> _Data_
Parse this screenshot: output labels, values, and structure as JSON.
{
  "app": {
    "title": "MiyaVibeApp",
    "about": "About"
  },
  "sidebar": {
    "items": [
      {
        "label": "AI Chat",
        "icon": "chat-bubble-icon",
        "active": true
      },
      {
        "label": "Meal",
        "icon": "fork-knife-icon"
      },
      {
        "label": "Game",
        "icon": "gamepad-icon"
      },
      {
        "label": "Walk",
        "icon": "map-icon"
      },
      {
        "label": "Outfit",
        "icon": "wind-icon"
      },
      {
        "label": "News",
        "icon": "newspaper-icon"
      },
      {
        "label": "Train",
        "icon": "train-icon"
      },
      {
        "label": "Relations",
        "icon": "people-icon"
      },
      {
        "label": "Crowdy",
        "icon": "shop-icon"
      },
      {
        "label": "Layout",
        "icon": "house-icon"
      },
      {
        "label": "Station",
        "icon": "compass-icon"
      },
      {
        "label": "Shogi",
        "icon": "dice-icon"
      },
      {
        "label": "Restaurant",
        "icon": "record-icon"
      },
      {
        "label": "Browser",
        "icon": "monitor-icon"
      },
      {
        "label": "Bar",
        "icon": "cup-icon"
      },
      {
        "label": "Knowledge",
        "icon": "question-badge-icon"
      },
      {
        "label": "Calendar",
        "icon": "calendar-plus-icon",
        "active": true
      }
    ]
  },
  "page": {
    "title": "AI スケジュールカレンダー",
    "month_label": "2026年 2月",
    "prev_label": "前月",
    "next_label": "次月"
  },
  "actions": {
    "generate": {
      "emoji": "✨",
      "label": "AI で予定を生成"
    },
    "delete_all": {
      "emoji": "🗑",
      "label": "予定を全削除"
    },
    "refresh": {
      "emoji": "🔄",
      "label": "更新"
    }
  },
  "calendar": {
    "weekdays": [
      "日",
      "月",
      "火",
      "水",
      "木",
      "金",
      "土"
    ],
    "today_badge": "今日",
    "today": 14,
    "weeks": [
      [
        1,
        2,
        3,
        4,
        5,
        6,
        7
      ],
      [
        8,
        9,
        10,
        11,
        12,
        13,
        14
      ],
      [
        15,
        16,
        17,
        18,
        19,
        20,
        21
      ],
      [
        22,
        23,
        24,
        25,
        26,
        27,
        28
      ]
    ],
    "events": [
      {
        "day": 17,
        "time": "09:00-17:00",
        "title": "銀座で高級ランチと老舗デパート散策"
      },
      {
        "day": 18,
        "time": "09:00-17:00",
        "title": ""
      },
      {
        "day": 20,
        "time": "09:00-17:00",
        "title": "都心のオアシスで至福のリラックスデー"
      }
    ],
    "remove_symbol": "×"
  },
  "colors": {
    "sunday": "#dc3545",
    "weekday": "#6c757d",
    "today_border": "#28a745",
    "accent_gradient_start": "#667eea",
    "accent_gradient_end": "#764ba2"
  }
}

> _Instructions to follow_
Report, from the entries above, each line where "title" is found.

> _Response to the task_
    "title": "MiyaVibeApp",
    "title": "AI スケジュールカレンダー",
        "title": "銀座で高級ランチと老舗デパート散策"
        "title": ""
        "title": "都心のオアシスで至福のリラックスデー"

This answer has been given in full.